■ PROVIDED INFORMATION
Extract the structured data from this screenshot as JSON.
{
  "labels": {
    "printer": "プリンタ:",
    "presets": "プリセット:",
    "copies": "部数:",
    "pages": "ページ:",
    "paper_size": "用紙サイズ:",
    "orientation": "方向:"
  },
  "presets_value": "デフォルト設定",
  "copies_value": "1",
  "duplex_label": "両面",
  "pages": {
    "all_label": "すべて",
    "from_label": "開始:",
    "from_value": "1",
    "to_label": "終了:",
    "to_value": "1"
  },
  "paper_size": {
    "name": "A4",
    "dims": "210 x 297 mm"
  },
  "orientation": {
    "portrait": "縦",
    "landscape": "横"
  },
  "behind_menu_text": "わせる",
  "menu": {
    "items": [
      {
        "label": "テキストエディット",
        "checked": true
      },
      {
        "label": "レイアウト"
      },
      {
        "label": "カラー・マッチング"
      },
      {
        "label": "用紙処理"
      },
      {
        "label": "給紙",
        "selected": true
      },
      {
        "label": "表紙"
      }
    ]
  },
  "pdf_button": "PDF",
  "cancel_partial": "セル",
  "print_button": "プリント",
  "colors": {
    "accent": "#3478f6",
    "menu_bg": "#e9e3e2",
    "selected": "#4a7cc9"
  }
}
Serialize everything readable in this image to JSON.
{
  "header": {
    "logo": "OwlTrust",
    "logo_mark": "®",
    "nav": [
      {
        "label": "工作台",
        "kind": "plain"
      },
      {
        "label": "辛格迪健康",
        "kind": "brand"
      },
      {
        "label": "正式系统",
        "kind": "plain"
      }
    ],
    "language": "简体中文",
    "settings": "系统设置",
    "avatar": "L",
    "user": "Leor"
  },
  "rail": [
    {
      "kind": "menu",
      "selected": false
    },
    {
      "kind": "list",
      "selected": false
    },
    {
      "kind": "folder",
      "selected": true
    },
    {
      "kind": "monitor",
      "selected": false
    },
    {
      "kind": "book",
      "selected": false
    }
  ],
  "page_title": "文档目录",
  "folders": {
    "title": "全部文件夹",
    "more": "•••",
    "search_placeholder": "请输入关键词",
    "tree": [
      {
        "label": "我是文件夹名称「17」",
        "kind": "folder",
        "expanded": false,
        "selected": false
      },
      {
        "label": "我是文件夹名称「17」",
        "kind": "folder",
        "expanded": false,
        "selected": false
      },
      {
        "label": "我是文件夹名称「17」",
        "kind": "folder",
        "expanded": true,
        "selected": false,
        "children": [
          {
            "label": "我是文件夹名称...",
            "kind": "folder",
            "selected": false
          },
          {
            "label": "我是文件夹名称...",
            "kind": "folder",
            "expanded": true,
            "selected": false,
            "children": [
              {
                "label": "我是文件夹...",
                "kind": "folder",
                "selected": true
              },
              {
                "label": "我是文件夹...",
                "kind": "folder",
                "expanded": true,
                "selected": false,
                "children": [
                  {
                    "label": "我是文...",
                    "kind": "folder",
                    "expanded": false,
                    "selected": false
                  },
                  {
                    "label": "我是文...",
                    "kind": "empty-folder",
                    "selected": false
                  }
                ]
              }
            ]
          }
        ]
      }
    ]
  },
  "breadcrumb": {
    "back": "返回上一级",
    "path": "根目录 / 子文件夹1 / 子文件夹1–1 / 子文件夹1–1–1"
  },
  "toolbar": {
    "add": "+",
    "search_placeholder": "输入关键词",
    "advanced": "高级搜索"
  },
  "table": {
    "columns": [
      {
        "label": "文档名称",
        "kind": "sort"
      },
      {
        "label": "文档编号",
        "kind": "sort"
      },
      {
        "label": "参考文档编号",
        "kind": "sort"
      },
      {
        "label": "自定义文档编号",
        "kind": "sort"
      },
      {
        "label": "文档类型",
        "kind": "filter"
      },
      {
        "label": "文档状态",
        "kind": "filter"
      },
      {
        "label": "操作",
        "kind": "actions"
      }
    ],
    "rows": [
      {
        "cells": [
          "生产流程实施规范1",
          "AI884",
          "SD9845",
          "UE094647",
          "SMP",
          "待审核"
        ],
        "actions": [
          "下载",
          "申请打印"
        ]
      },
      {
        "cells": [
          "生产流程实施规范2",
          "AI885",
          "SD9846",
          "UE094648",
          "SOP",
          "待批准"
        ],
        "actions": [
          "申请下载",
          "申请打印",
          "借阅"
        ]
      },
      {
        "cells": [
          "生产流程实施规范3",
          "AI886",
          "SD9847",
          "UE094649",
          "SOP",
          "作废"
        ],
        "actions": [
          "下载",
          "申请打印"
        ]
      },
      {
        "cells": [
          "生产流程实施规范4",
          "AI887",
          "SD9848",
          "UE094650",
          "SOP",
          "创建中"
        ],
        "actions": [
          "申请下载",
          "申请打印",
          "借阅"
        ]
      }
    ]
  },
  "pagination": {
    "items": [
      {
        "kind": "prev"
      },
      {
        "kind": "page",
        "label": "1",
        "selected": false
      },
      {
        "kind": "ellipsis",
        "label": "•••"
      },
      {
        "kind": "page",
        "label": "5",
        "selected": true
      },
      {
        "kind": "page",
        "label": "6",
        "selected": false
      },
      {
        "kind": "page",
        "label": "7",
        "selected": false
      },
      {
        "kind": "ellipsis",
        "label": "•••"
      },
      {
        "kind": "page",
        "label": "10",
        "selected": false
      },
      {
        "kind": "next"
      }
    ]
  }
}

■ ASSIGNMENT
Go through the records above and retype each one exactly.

■ EXERCISE ANSWER
Extract the structured data from this screenshot as JSON.
{
  "labels": {
    "printer": "プリンタ:",
    "presets": "プリセット:",
    "copies": "部数:",
    "pages": "ページ:",
    "paper_size": "用紙サイズ:",
    "orientation": "方向:"
  },
  "presets_value": "デフォルト設定",
  "copies_value": "1",
  "duplex_label": "両面",
  "pages": {
    "all_label": "すべて",
    "from_label": "開始:",
    "from_value": "1",
    "to_label": "終了:",
    "to_value": "1"
  },
  "paper_size": {
    "name": "A4",
    "dims": "210 x 297 mm"
  },
  "orientation": {
    "portrait": "縦",
    "landscape": "横"
  },
  "behind_menu_text": "わせる",
  "menu": {
    "items": [
      {
        "label": "テキストエディット",
        "checked": true
      },
      {
        "label": "レイアウト"
      },
      {
        "label": "カラー・マッチング"
      },
      {
        "label": "用紙処理"
      },
      {
        "label": "給紙",
        "selected": true
      },
      {
        "label": "表紙"
      }
    ]
  },
  "pdf_button": "PDF",
  "cancel_partial": "セル",
  "print_button": "プリント",
  "colors": {
    "accent": "#3478f6",
    "menu_bg": "#e9e3e2",
    "selected": "#4a7cc9"
  }
}
Serialize everything readable in this image to JSON.
{
  "header": {
    "logo": "OwlTrust",
    "logo_mark": "®",
    "nav": [
      {
        "label": "工作台",
        "kind": "plain"
      },
      {
        "label": "辛格迪健康",
        "kind": "brand"
      },
      {
        "label": "正式系统",
        "kind": "plain"
      }
    ],
    "language": "简体中文",
    "settings": "系统设置",
    "avatar": "L",
    "user": "Leor"
  },
  "rail": [
    {
      "kind": "menu",
      "selected": false
    },
    {
      "kind": "list",
      "selected": false
    },
    {
      "kind": "folder",
      "selected": true
    },
    {
      "kind": "monitor",
      "selected": false
    },
    {
      "kind": "book",
      "selected": false
    }
  ],
  "page_title": "文档目录",
  "folders": {
    "title": "全部文件夹",
    "more": "•••",
    "search_placeholder": "请输入关键词",
    "tree": [
      {
        "label": "我是文件夹名称「17」",
        "kind": "folder",
        "expanded": false,
        "selected": false
      },
      {
        "label": "我是文件夹名称「17」",
        "kind": "folder",
        "expanded": false,
        "selected": false
      },
      {
        "label": "我是文件夹名称「17」",
        "kind": "folder",
        "expanded": true,
        "selected": false,
        "children": [
          {
            "label": "我是文件夹名称...",
            "kind": "folder",
            "selected": false
          },
          {
            "label": "我是文件夹名称...",
            "kind": "folder",
            "expanded": true,
            "selected": false,
            "children": [
              {
                "label": "我是文件夹...",
                "kind": "folder",
                "selected": true
              },
              {
                "label": "我是文件夹...",
                "kind": "folder",
                "expanded": true,
                "selected": false,
                "children": [
                  {
                    "label": "我是文...",
                    "kind": "folder",
                    "expanded": false,
                    "selected": false
                  },
                  {
                    "label": "我是文...",
                    "kind": "empty-folder",
                    "selected": false
                  }
                ]
              }
            ]
          }
        ]
      }
    ]
  },
  "breadcrumb": {
    "back": "返回上一级",
    "path": "根目录 / 子文件夹1 / 子文件夹1–1 / 子文件夹1–1–1"
  },
  "toolbar": {
    "add": "+",
    "search_placeholder": "输入关键词",
    "advanced": "高级搜索"
  },
  "table": {
    "columns": [
      {
        "label": "文档名称",
        "kind": "sort"
      },
      {
        "label": "文档编号",
        "kind": "sort"
      },
      {
        "label": "参考文档编号",
        "kind": "sort"
      },
      {
        "label": "自定义文档编号",
        "kind": "sort"
      },
      {
        "label": "文档类型",
        "kind": "filter"
      },
      {
        "label": "文档状态",
        "kind": "filter"
      },
      {
        "label": "操作",
        "kind": "actions"
      }
    ],
    "rows": [
      {
        "cells": [
          "生产流程实施规范1",
          "AI884",
          "SD9845",
          "UE094647",
          "SMP",
          "待审核"
        ],
        "actions": [
          "下载",
          "申请打印"
        ]
      },
      {
        "cells": [
          "生产流程实施规范2",
          "AI885",
          "SD9846",
          "UE094648",
          "SOP",
          "待批准"
        ],
        "actions": [
          "申请下载",
          "申请打印",
          "借阅"
        ]
      },
      {
        "cells": [
          "生产流程实施规范3",
          "AI886",
          "SD9847",
          "UE094649",
          "SOP",
          "作废"
        ],
        "actions": [
          "下载",
          "申请打印"
        ]
      },
      {
        "cells": [
          "生产流程实施规范4",
          "AI887",
          "SD9848",
          "UE094650",
          "SOP",
          "创建中"
        ],
        "actions": [
          "申请下载",
          "申请打印",
          "借阅"
        ]
      }
    ]
  },
  "pagination": {
    "items": [
      {
        "kind": "prev"
      },
      {
        "kind": "page",
        "label": "1",
        "selected": false
      },
      {
        "kind": "ellipsis",
        "label": "•••"
      },
      {
        "kind": "page",
        "label": "5",
        "selected": true
      },
      {
        "kind": "page",
        "label": "6",
        "selected": false
      },
      {
        "kind": "page",
        "label": "7",
        "selected": false
      },
      {
        "kind": "ellipsis",
        "label": "•••"
      },
      {
        "kind": "page",
        "label": "10",
        "selected": false
      },
      {
        "kind": "next"
      }
    ]
  }
}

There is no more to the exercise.